● **Problem to work on**:
Below are records; copy every line in them that holds the word "frost".
(Exercise data begins)
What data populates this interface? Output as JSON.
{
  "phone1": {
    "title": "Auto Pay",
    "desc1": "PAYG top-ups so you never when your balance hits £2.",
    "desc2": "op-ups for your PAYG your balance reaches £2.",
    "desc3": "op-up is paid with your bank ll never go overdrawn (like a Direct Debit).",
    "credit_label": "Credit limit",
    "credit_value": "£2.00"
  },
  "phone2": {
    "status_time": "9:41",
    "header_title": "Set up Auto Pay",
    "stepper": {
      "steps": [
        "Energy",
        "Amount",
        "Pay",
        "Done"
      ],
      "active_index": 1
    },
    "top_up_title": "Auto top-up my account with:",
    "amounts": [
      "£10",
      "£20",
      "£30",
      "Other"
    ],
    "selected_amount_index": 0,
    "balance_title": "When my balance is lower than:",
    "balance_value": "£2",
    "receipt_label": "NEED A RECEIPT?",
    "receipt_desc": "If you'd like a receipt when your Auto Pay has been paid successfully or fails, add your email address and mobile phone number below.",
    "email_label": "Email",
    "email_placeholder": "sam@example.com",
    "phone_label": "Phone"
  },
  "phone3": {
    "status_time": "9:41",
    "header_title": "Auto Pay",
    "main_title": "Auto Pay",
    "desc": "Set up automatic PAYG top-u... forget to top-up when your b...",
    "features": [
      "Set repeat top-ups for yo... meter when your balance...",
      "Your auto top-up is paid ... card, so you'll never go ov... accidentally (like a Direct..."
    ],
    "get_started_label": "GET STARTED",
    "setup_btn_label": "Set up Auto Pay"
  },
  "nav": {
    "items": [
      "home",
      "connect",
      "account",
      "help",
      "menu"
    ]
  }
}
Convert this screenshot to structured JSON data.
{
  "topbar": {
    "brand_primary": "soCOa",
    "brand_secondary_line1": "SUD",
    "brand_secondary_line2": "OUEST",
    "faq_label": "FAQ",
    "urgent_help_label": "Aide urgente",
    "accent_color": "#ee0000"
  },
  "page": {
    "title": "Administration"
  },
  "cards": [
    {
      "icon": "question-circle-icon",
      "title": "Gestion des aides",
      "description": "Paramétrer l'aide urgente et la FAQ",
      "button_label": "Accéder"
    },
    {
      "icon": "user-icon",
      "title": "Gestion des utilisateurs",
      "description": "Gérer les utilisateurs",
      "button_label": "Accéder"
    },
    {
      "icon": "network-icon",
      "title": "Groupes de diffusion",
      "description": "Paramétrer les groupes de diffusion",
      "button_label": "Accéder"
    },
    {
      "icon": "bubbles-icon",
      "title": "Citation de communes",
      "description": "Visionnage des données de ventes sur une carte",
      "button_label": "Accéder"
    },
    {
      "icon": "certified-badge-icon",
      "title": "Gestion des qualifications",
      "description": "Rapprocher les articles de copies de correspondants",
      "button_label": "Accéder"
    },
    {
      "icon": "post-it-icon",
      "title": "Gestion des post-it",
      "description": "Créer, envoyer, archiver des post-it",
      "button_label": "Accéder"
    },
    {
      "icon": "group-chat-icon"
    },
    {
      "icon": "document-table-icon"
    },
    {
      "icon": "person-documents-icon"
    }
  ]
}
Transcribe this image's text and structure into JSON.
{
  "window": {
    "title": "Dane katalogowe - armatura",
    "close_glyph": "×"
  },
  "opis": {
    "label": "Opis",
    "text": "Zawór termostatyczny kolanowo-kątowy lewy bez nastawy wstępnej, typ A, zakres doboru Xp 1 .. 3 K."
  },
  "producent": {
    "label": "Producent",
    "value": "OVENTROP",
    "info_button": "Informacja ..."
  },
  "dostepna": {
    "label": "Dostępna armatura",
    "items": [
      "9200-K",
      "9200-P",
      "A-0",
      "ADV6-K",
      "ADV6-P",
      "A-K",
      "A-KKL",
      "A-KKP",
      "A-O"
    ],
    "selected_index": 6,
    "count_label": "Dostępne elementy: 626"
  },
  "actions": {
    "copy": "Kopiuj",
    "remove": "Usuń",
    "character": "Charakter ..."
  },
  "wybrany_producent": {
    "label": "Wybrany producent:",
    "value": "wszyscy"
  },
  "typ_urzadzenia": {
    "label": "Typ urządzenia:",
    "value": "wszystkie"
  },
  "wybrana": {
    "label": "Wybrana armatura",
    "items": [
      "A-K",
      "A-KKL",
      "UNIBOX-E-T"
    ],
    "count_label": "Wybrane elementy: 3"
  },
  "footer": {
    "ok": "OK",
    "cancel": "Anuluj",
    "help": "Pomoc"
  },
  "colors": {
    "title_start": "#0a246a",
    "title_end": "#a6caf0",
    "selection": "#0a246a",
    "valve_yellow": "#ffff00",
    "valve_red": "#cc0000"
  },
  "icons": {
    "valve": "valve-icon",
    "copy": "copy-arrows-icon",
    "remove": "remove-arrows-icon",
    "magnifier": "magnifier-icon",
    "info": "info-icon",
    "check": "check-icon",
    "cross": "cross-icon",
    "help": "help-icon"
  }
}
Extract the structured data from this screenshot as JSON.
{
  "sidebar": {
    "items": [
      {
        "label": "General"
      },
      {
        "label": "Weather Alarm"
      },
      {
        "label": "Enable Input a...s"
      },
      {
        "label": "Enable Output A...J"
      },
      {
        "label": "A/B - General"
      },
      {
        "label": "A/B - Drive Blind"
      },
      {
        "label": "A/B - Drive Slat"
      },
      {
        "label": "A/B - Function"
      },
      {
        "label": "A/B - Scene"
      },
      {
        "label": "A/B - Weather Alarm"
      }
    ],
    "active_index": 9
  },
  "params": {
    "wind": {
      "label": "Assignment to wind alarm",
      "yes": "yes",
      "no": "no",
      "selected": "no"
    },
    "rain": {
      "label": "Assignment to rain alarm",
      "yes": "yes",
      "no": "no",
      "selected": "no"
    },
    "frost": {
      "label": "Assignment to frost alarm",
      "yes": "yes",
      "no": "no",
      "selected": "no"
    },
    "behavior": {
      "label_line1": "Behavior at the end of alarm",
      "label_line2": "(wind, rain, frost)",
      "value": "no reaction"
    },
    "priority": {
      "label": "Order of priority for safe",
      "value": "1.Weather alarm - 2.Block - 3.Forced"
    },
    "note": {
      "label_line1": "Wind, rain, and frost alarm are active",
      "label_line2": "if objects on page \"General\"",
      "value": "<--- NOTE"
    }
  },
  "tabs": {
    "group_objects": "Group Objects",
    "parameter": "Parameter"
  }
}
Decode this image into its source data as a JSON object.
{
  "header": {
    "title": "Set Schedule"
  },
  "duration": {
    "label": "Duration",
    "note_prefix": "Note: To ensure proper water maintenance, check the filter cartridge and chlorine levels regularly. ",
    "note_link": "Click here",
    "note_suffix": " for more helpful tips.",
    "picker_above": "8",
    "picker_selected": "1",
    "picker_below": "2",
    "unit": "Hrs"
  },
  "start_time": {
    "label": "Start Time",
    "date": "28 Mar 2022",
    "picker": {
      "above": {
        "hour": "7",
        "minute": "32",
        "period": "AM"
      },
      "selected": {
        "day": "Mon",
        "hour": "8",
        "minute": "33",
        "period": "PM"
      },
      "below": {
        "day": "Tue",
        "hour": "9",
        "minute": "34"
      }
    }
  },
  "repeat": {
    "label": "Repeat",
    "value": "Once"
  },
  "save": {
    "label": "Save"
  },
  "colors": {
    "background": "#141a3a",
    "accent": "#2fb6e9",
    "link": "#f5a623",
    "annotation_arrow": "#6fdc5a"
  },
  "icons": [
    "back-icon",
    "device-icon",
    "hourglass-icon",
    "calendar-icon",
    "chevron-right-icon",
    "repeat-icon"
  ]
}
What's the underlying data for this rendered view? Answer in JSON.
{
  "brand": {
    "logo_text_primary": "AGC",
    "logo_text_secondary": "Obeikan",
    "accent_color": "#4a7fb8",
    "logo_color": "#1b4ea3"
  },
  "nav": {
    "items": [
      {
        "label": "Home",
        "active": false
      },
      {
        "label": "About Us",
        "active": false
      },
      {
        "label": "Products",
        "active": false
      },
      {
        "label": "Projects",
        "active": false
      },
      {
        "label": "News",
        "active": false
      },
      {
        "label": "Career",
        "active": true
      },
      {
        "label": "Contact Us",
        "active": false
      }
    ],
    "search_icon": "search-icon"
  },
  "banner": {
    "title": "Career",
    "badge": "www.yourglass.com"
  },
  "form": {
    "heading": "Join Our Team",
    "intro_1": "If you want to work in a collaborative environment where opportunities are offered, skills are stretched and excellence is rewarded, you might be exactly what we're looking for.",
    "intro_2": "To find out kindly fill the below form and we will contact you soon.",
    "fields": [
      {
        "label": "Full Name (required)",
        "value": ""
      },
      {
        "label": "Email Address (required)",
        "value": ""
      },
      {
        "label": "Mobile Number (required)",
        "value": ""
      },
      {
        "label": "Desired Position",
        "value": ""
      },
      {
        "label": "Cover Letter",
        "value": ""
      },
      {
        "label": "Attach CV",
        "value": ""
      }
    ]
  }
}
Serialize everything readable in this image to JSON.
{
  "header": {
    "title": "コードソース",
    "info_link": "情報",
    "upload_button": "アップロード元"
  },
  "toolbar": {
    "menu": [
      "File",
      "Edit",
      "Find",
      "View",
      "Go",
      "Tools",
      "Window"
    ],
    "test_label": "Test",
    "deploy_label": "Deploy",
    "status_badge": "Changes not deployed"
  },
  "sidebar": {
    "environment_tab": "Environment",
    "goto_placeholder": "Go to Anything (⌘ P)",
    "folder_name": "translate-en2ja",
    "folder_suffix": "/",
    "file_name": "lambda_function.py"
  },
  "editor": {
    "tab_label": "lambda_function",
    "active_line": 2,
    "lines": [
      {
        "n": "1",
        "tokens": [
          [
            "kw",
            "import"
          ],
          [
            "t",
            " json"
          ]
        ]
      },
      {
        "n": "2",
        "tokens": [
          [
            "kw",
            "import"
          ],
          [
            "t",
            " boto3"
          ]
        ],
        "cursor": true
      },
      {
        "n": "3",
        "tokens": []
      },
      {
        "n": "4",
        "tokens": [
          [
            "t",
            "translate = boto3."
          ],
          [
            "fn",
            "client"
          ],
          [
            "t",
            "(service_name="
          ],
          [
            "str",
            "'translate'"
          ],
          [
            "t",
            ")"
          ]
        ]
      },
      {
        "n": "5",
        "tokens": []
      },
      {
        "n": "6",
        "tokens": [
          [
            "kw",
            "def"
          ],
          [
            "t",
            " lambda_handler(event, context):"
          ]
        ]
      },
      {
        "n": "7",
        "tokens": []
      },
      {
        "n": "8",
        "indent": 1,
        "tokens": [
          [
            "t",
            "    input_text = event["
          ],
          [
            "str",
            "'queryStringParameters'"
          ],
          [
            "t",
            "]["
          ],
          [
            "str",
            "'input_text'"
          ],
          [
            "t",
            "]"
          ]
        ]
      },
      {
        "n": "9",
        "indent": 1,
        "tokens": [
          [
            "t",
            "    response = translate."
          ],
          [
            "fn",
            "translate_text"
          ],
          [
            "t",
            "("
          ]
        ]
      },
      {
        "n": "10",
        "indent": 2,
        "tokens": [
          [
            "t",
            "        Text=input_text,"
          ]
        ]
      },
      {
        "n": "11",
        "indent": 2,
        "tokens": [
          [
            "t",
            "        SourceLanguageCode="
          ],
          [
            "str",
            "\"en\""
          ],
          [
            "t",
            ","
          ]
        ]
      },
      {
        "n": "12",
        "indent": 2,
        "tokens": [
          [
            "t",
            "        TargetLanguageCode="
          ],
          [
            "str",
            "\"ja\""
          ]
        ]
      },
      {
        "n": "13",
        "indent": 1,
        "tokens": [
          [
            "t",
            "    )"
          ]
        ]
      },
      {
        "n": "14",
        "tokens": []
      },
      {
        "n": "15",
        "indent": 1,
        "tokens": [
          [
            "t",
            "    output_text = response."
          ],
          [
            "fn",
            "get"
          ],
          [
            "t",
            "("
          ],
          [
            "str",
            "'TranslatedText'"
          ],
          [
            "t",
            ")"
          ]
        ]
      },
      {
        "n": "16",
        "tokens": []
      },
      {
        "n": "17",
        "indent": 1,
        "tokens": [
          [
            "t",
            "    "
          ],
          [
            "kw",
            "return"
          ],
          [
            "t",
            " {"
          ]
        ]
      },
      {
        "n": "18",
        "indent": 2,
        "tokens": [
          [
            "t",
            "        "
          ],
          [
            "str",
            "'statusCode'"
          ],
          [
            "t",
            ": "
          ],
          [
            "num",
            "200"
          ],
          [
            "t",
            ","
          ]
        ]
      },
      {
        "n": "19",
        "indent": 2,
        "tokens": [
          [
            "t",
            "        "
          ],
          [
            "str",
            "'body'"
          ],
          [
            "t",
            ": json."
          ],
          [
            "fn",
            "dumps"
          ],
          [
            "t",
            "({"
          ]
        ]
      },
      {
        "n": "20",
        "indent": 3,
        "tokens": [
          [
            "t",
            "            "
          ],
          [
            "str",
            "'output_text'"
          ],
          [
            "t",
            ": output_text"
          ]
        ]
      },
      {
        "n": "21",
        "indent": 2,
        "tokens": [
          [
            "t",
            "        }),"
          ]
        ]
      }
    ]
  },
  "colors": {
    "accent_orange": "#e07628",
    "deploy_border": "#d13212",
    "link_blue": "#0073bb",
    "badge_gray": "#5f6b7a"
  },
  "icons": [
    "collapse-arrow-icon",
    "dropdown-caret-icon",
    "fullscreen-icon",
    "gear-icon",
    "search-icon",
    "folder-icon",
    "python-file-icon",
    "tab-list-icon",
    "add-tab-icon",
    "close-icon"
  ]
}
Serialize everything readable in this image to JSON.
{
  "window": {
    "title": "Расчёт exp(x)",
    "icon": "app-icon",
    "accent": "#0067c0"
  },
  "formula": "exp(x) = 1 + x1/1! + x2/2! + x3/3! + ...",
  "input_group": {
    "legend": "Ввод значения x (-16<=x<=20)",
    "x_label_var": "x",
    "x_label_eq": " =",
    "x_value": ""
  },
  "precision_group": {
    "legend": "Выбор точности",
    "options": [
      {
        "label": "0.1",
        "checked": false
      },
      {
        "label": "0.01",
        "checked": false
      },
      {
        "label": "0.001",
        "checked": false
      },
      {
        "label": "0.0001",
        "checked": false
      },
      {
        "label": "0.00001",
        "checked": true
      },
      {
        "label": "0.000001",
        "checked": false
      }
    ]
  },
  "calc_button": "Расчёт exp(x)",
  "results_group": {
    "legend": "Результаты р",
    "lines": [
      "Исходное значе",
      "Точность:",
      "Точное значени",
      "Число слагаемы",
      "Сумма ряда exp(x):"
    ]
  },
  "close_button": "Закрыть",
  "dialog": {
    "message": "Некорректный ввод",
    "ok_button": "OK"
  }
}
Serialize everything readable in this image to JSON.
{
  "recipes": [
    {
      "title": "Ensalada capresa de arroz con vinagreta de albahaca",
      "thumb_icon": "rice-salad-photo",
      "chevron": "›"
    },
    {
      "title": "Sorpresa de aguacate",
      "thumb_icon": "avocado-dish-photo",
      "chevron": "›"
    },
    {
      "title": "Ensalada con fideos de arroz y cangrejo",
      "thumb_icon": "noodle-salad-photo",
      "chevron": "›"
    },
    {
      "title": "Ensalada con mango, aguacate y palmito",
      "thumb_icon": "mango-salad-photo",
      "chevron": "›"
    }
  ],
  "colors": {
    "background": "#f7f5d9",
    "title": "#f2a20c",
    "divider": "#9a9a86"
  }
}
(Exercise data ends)
● **Answer for this exercise**:
    "frost": {
      "label": "Assignment to frost alarm",
      "label_line2": "(wind, rain, frost)",
      "label_line1": "Wind, rain, and frost alarm are active",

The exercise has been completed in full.